Signal transduction networks including ERK elicit multiple cellular functions. One of the critical properties of the signal transduction system is that the same signaling networks can code multiple cellular functions. This coding system can be generated by the combination of distinct signaling molecules/networks and by distinct temporal coding systems.
In PC12 cells, EGF and NGF induce transient and sustained ERK activation, leading to cell proliferation and differentiation, respectively. We found that transient ERK activation encode information of increasing rate of growth factors and sustained ERK activation encode that of final concentration of growth factors (Sasagawa et al., Nat. Cell Biol., 2005). We developed quantitative image cytometry (QIC), which allows us to measure signaling activities at single cell level with one minute-interval (Ozaki et al., PLoS ONE, 2010), and made a system identification of temporal decoding of ERK activation by selective immediate early genes (IEGs) expression (Saito et al., PLoS ONE, 2013). We found that pulsatile ERK phosphorylation was decoded by selective expression of EGR1 rather than c-FOS, and conjunctive NGF and PACAP stimulation was decoded by synergistic JUNB expression through a switch-like response to c-FOS.

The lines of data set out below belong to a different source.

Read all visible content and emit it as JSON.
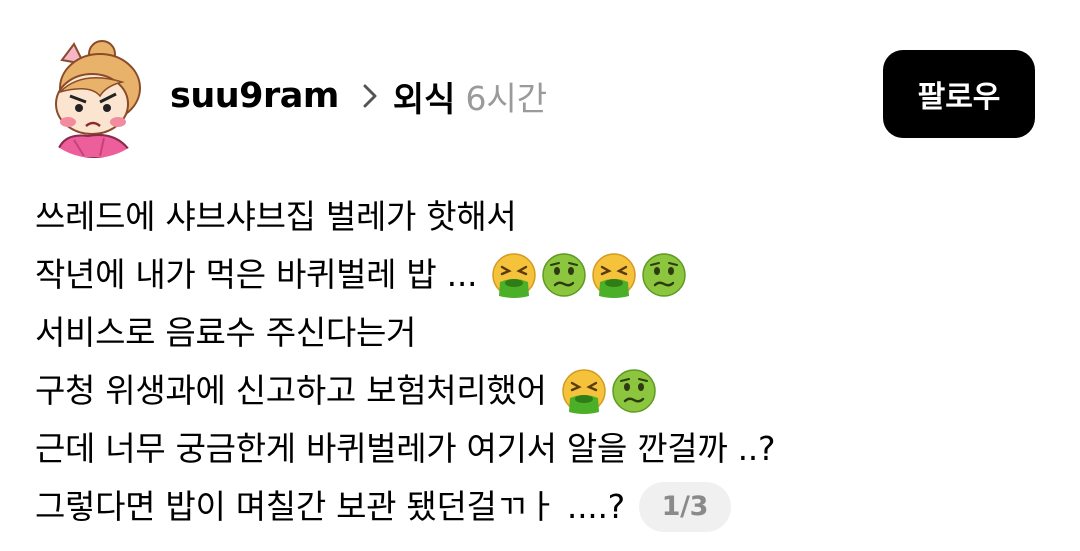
{
  "author": {
    "username": "suu9ram",
    "topic": "외식",
    "time": "6시간",
    "avatar_icon": "cartoon-girl-avatar-icon"
  },
  "follow_button": {
    "label": "팔로우"
  },
  "post": {
    "lines": [
      {
        "text": "쓰레드에 샤브샤브집 벌레가 핫해서",
        "emojis": []
      },
      {
        "text": "작년에 내가 먹은 바퀴벌레 밥 ...",
        "emojis": [
          "vomiting-face-icon",
          "nauseated-face-icon",
          "vomiting-face-icon",
          "nauseated-face-icon"
        ]
      },
      {
        "text": "서비스로 음료수 주신다는거",
        "emojis": []
      },
      {
        "text": "구청 위생과에 신고하고 보험처리했어",
        "emojis": [
          "vomiting-face-icon",
          "nauseated-face-icon"
        ]
      },
      {
        "text": "근데 너무 궁금한게 바퀴벌레가 여기서 알을 깐걸까 ..?",
        "emojis": []
      },
      {
        "text": "그렇다면 밥이 며칠간 보관 됐던걸ㄲㅏ ....?",
        "emojis": []
      }
    ],
    "page_indicator": "1/3"
  },
  "colors": {
    "follow_bg": "#000000",
    "time_text": "#9a9a9a",
    "indicator_bg": "#f0f0f0",
    "emoji_face": "#8cc63e",
    "vomit": "#4caf28"
  }
}
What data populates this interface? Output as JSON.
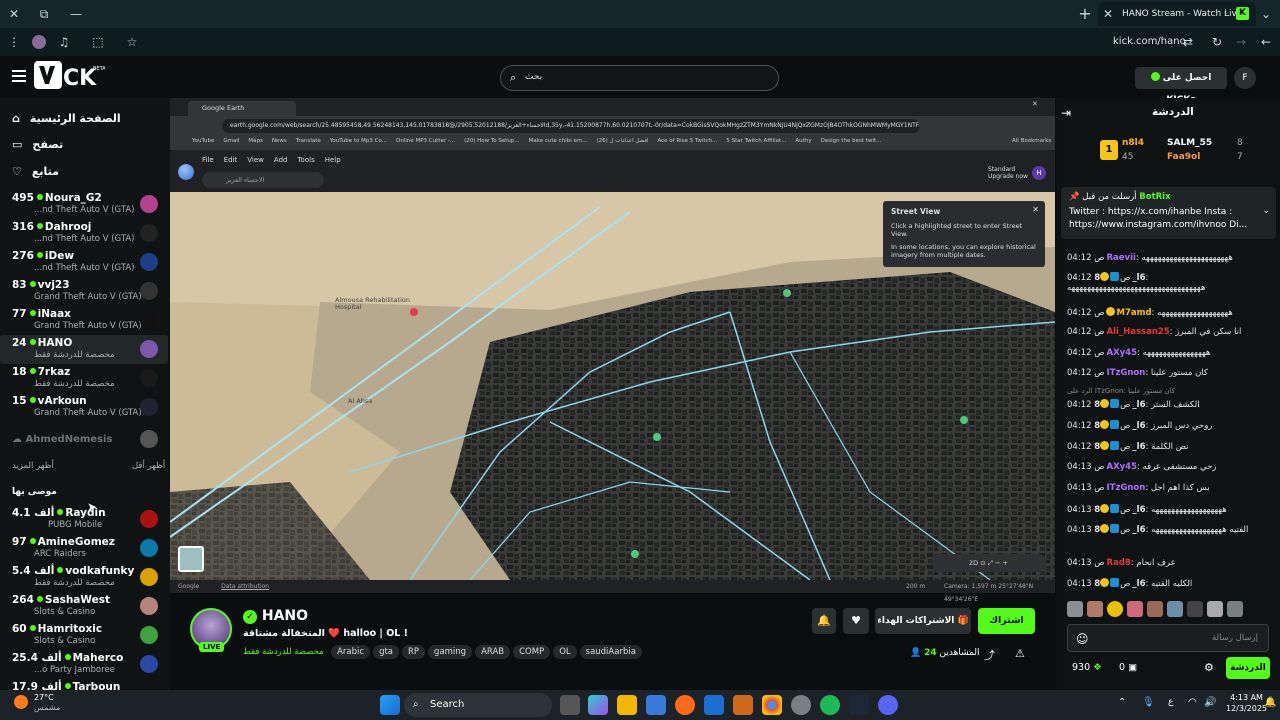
{
  "browser": {
    "tab_title": "HANO Stream - Watch Live",
    "url": "kick.com/hano",
    "new_tab": "+",
    "ext_icon_label": "K"
  },
  "header": {
    "search_placeholder": "بحث",
    "get_kicks": "احصل على KICKs",
    "avatar_letter": "F"
  },
  "sidebar": {
    "nav": [
      {
        "label": "الصفحة الرئيسية",
        "icon": "home-icon"
      },
      {
        "label": "تصفح",
        "icon": "browse-icon"
      },
      {
        "label": "متابع",
        "icon": "heart-icon"
      }
    ],
    "channels": [
      {
        "count": "495",
        "name": "Noura_G2",
        "game": "...nd Theft Auto V (GTA)"
      },
      {
        "count": "316",
        "name": "Dahrooj",
        "game": "...nd Theft Auto V (GTA)"
      },
      {
        "count": "276",
        "name": "iDew",
        "game": "...nd Theft Auto V (GTA)"
      },
      {
        "count": "83",
        "name": "vvj23",
        "game": "Grand Theft Auto V (GTA)"
      },
      {
        "count": "77",
        "name": "iNaax",
        "game": "Grand Theft Auto V (GTA)"
      },
      {
        "count": "24",
        "name": "HANO",
        "game": "مخصصة للدردشة فقط"
      },
      {
        "count": "18",
        "name": "7rkaz",
        "game": "مخصصة للدردشة فقط"
      },
      {
        "count": "15",
        "name": "vArkoun",
        "game": "Grand Theft Auto V (GTA)"
      }
    ],
    "offline_name": "AhmedNemesis",
    "show_more": "أظهر المزيد",
    "show_less": "أظهر أقل",
    "recommended_title": "موصى بها",
    "recommended": [
      {
        "count": "4.1 ألف",
        "name": "Raydin",
        "game": "PUBG Mobile"
      },
      {
        "count": "97",
        "name": "AmineGomez",
        "game": "ARC Raiders"
      },
      {
        "count": "5.4 ألف",
        "name": "vodkafunky",
        "game": "مخصصة للدردشة فقط"
      },
      {
        "count": "264",
        "name": "SashaWest",
        "game": "Slots & Casino"
      },
      {
        "count": "60",
        "name": "Hamritoxic",
        "game": "Slots & Casino"
      },
      {
        "count": "25.4 ألف",
        "name": "Maherco",
        "game": "...o Party Jamboree"
      },
      {
        "count": "17.9 ألف",
        "name": "Tarboun",
        "game": ""
      }
    ]
  },
  "video": {
    "ge_tab": "Google Earth",
    "ge_url": "earth.google.com/web/search/25.48595458,49.56248143,145.01783818@/الاحساء+العزيز/2905.52012188d,35y,-41.15200877h,60.0210707t,-0r/data=CokBGisSVQokMHgzZTM3YmNkNjU4NjQxZGMzOjB4OThkOGNhMWMyMGY1NTFI...",
    "bookmarks": [
      "YouTube",
      "Gmail",
      "Maps",
      "News",
      "Translate",
      "YouTube to Mp3 Co...",
      "Online MP3 Cutter -...",
      "(20) How To Setup...",
      "Make cute chibi em...",
      "افضل اعدادات ل (26)",
      "Ace of Rise 5 Twitch...",
      "5 Star Twitch Affiliat...",
      "Authy",
      "Design the best twit...",
      "All Bookmarks"
    ],
    "menu": [
      "File",
      "Edit",
      "View",
      "Add",
      "Tools",
      "Help"
    ],
    "ge_search_placeholder": "الاحساء العزيز",
    "plan": "Standard",
    "upgrade": "Upgrade now",
    "ge_avatar": "H",
    "streetview_title": "Street View",
    "streetview_l1": "Click a highlighted street to enter Street View.",
    "streetview_l2": "In some locations, you can explore historical imagery from multiple dates.",
    "place1": "Almousa Rehabilitation Hospital",
    "place2": "Al Ahsa",
    "status_left": "Google",
    "status_attr": "Data attribution",
    "status_scale": "200 m",
    "status_right": "Camera: 1,597 m  25°27'48\"N 49°34'26\"E",
    "mode2d": "2D"
  },
  "stream": {
    "name": "HANO",
    "title": "المتخفالة مشتاقة ❤️ halloo | OL !",
    "live": "LIVE",
    "category": "مخصصة للدردشة فقط",
    "tags": [
      "Arabic",
      "gta",
      "RP",
      "gaming",
      "ARAB",
      "COMP",
      "OL",
      "saudiAarbia"
    ],
    "subscribe": "اشتراك",
    "gift": "الاشتراكات الهداء",
    "viewers_label": "المشاهدين",
    "viewers": "24"
  },
  "chat": {
    "title": "الدردشة",
    "leaders": [
      {
        "name": "n8l4",
        "count": "45"
      },
      {
        "name": "SALM_55",
        "count": "8"
      },
      {
        "name": "Faa9ol",
        "count": "7"
      }
    ],
    "pinned_by": "BotRix",
    "pinned_label": "أرسلت من قبل",
    "pinned_text": "Twitter : https://x.com/ihanbe Insta : https://www.instagram.com/ihvnoo Di...",
    "messages": [
      {
        "time": "04:12 ص",
        "user": "Raevii",
        "color": "#a970ff",
        "text": "ههههههههههههههههههههههه"
      },
      {
        "time": "04:12 ص",
        "user": "8_l6",
        "color": "#ffffff",
        "text": "ههههههههههههههههههههههههههههههههههه"
      },
      {
        "time": "04:12 ص",
        "user": "M7amd",
        "color": "#ffc107",
        "text": "ههههههههههههههههههه"
      },
      {
        "time": "04:12 ص",
        "user": "Ali_Hassan25",
        "color": "#e53935",
        "text": "انا سكن في المبرز"
      },
      {
        "time": "04:12 ص",
        "user": "AXy45",
        "color": "#a970ff",
        "text": "ههههههههههههههههه"
      },
      {
        "time": "04:12 ص",
        "user": "ITzGnon",
        "color": "#a970ff",
        "text": "كان مستور علينا"
      },
      {
        "time": "04:12 ص",
        "user": "8_l6",
        "color": "#ffffff",
        "text": "الكشف الستر"
      },
      {
        "time": "04:12 ص",
        "user": "8_l6",
        "color": "#ffffff",
        "text": "روحي دس المبرز"
      },
      {
        "time": "04:12 ص",
        "user": "8_l6",
        "color": "#ffffff",
        "text": "نص الكلمة"
      },
      {
        "time": "04:13 ص",
        "user": "AXy45",
        "color": "#a970ff",
        "text": "رحي مستشفى عرقه"
      },
      {
        "time": "04:13 ص",
        "user": "ITzGnon",
        "color": "#a970ff",
        "text": "بس كذا اهم اجل"
      },
      {
        "time": "04:13 ص",
        "user": "8_l6",
        "color": "#ffffff",
        "text": "ههههههههههههههههههه"
      },
      {
        "time": "04:13 ص",
        "user": "8_l6",
        "color": "#ffffff",
        "text": "الفتيه ههههههههههههههههههه"
      },
      {
        "time": "04:13 ص",
        "user": "Rad8",
        "color": "#e53935",
        "text": "عرف انحام"
      },
      {
        "time": "04:13 ص",
        "user": "8_l6",
        "color": "#ffffff",
        "text": "الكليه الفتيه"
      }
    ],
    "reply_hint": "الرد على ITzGnon: كان مستور علينا",
    "input_placeholder": "إرسال رسالة",
    "points": "930",
    "kicks": "0",
    "send": "الدردشة"
  },
  "taskbar": {
    "weather_temp": "27°C",
    "weather_desc": "مشمس",
    "search": "Search",
    "time": "4:13 AM",
    "date": "12/3/2025"
  }
}
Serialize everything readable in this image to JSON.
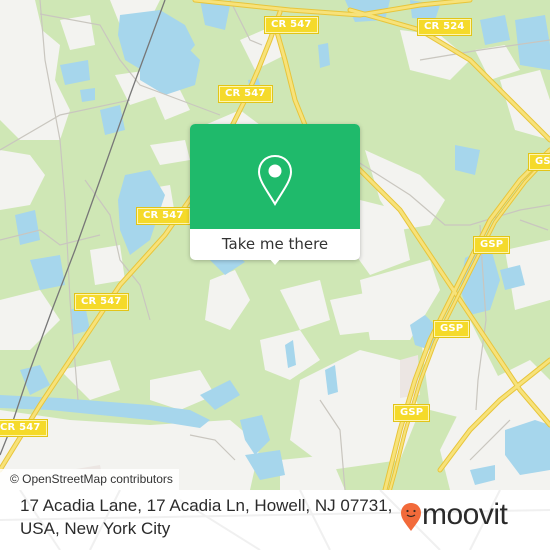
{
  "map": {
    "colors": {
      "background": "#f2f2ef",
      "forest": "#cfe7b5",
      "water": "#a6d6ec",
      "road_major": "#f3d54a",
      "road_minor": "#c9c6bf",
      "rail": "#777777",
      "popup_green": "#1fba6b"
    },
    "road_labels": [
      {
        "id": "cr547-top",
        "text": "CR 547"
      },
      {
        "id": "cr524",
        "text": "CR 524"
      },
      {
        "id": "cr547-upper",
        "text": "CR 547"
      },
      {
        "id": "cr547-mid-left",
        "text": "CR 547"
      },
      {
        "id": "cr547-mid",
        "text": "CR 547"
      },
      {
        "id": "cr547-bottom-left",
        "text": "CR 547"
      },
      {
        "id": "gsp-top-right",
        "text": "GSP"
      },
      {
        "id": "gsp-upper",
        "text": "GSP"
      },
      {
        "id": "gsp-middle",
        "text": "GSP"
      },
      {
        "id": "gsp-lower",
        "text": "GSP"
      }
    ],
    "attribution": "© OpenStreetMap contributors"
  },
  "popup": {
    "icon": "map-pin-icon",
    "button_label": "Take me there"
  },
  "footer": {
    "address": "17 Acadia Lane, 17 Acadia Ln, Howell, NJ 07731, USA, New York City",
    "brand": {
      "name": "moovit",
      "icon": "moovit-smiley-pin-icon",
      "pin_color": "#f26a3a"
    }
  }
}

The relationship between signaling molecules and downstream gene expression levels and cell-fate decision is a multiple-input and multiple-output (MIMO) system. We applied a statistical linear multivariate regression with reduction by variable elimination (backward elimination PLS regression) to growth factor-specific signaling and cell-fate decisions in PC12 cells, and extracted simple relationships of the MIMO system (Akimoto, et al, PLoS ONE, 2013).
We also analyzed the signaling pathway in the framework of Shannon’s information theory, and found that information transmission was generally more robust than average signal intensity despite pharmacological perturbations, and information transmission through unperturbed signaling pathways compensatorily increased in many signaling pathways (Uda, S. et al., Science, 2013) (Fig. 3).
4. Synaptic plasticity
Synaptic plasticity is believed to be the cellular basis for learning and memory. Synaptic strength can be modified in a bi-directional manner, depending on the relative timing of pre- and postsynaptic spiking. This spike timing-dependent synaptic plasticity (STDP) is thought to play an important role in neural development and information storage. We have developed the electrophysiological and biochemical models of STDP (Urakubo et al, J. Neurosci., 2008), and analyzed the development of directional selectivity of visual system by STDP (Honda, et al, J. Neurosci., 2010). We are currently analyzing stochastic simulation of cerebellar LTD, and found the robust timing-detection via stochastic facilitation (Koumura et al, PLoS ONE, 2014, Fujii et al, Biophys. J., 2017).